And so we are in need of that 'guiding light' to move us past the hype of vendors, and the diluting power of demand. We need to educate organizations that are looking for talent on what a data science resume should look like. We need to understand data science for what it is, not what we want it to be. We need to own up to the title, and lay the foundations for future generations wanting to understand and model this new and exciting data-rich world.
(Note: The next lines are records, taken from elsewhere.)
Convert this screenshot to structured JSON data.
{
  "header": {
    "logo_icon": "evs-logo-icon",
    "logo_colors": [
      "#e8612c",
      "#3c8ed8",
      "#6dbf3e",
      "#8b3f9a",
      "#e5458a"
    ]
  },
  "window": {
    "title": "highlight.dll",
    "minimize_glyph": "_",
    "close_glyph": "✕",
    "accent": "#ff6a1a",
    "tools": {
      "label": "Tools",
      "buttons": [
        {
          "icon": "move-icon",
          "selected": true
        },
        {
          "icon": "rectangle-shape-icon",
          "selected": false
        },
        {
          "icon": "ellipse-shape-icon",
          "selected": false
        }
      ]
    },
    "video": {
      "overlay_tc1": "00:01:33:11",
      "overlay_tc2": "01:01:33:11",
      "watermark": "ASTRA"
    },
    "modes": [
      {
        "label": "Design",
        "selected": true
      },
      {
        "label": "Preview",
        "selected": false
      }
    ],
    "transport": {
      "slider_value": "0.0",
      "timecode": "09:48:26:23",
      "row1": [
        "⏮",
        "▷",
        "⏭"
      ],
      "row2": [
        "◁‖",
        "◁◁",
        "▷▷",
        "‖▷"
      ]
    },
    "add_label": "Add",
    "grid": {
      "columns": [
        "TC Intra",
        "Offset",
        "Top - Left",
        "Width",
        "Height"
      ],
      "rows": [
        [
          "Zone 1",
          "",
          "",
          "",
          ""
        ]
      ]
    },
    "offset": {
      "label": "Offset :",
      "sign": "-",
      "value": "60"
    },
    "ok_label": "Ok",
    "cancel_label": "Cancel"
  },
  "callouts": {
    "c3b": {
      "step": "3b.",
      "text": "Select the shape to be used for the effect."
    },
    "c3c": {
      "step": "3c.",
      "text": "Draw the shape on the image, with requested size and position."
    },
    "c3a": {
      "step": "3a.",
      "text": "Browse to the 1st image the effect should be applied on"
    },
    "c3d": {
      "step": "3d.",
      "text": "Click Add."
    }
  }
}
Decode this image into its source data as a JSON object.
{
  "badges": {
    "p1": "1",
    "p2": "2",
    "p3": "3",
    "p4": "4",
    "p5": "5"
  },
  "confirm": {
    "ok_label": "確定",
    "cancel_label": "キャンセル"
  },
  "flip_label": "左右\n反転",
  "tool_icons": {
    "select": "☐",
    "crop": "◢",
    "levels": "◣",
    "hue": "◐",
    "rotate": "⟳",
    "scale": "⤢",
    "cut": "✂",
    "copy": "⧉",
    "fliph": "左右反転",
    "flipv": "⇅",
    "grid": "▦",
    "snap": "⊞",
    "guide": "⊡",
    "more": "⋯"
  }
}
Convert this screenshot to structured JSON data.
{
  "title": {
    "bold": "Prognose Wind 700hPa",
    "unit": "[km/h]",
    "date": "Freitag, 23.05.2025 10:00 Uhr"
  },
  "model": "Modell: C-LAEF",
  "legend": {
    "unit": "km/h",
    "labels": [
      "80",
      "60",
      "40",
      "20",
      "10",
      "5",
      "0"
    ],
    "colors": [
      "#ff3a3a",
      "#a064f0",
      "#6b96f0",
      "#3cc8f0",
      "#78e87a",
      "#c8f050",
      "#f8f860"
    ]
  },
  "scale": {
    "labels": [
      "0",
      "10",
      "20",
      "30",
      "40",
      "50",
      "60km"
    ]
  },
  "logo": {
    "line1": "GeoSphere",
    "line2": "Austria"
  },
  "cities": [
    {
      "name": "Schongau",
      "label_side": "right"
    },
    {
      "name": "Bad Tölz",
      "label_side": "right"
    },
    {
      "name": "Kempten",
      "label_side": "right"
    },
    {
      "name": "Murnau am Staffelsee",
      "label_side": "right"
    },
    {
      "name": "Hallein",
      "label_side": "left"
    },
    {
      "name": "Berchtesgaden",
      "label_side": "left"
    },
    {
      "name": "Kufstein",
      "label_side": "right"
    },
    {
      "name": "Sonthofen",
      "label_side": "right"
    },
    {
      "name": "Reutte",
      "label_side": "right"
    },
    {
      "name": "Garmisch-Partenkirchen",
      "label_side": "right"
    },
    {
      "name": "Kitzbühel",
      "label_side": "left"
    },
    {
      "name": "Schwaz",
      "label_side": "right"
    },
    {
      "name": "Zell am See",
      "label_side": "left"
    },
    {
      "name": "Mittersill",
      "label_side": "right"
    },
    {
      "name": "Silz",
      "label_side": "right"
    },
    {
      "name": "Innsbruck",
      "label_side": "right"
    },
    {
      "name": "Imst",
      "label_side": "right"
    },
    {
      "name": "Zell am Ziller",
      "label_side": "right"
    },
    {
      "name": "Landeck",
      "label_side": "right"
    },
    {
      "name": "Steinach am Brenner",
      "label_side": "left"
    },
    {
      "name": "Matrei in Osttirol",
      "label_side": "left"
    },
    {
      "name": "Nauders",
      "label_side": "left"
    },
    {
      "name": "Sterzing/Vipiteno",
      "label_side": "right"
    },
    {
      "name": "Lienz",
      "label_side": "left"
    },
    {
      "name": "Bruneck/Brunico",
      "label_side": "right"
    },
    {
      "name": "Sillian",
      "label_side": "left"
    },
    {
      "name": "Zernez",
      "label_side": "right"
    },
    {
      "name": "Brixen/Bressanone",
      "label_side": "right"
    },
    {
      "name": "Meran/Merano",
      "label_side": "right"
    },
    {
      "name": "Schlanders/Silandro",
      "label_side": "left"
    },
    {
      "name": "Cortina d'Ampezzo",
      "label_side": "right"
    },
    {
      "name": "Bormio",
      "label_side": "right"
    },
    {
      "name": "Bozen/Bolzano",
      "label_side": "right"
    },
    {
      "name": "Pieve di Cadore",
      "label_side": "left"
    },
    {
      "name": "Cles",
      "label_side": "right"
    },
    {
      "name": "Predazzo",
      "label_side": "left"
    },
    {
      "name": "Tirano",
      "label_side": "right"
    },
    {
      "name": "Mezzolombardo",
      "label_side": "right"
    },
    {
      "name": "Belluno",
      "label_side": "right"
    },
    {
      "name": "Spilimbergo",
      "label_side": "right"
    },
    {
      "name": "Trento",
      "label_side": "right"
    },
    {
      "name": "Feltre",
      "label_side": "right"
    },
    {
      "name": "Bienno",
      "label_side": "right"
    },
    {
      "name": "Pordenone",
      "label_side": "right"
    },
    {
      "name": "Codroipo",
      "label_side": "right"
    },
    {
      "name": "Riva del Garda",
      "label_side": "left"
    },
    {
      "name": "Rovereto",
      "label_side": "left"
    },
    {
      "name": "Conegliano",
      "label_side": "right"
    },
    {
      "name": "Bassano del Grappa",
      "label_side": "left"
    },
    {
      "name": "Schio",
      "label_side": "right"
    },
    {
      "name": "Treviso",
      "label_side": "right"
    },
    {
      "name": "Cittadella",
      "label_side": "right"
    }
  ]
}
To own up to the title of data scientist means practitioners, vendors and organizations must be held accountable to using the term science, just as is expected from every other scientific discipline. What makes science such a powerful approach to discovery and prediction is the fact that its definition is fully independent of human concerns. Yes, we apply science to the areas we are interested in, and are not immune to bias and even falsification of results. But these deviations of the practice do not survive the scientific approach. They are weeded out by the self-consistent and testable mechanisms that underly the scientific method. There is a natural momentum to science that self-corrects and its ability to do this is fully understandable because what survives is the truth. The truth, whether inline with our wishes or not, is simply the way the world works.
Opinions, tools of the trade, programing languages and 'best' practices come and go, but what alway survives is the underlying truth that governs how complex systems operate. That 'thing' that does work in real world settings. That concept thatdoes explain the behavior with enough predictive accuracy to solve challenges and help organizations compete. This requires discovery; not engineered systems, business acumen, or vendor software. Those toolsets and approaches are only as powerful as the science that drives their execution and provides them their modeled behavior. It is not a product that defines data science, but an intangible ability to conduct quality research that turns raw resources into usable technology.
As a data scientist your allegiance is to science; not machine learning, statistics, database technology, or business practices. All of these are critically important but not the 'guiding light' that leads us to objective discovery. We cannot equate data science to a particular discipline or tool, because it is the investigation and the development of models that make us scientists. Tools, practices and languages can be learned, but having a passion and mind for discovery and experimentation is how science has always moved forward.
As a data scientist your allegiance is to science; not machine learning, statistics, database technology or business practices.
As we move forward and lay the foundations of data science we must ensure that we own up to the title of scientist. We must frame the building of new products and new technologies as something that requires real research. We must instill in organizations and practitioners alike that the only way to produce value, compete effectively, and invest in long-term solutions is to understand the complexity of the markets in which we compete.
This is the information age and what we value is the intangible ability to use information to better our lives. Our information has become a complex system and the only way to convert it into something of utility is to do real science. The ambiguity of the term data scientist is only superficial, and merely a byproduct of hype and demand. If we stick to the science, the ambiguity falls away to a solid approach to understanding behavior and building tomorrow's exciting products.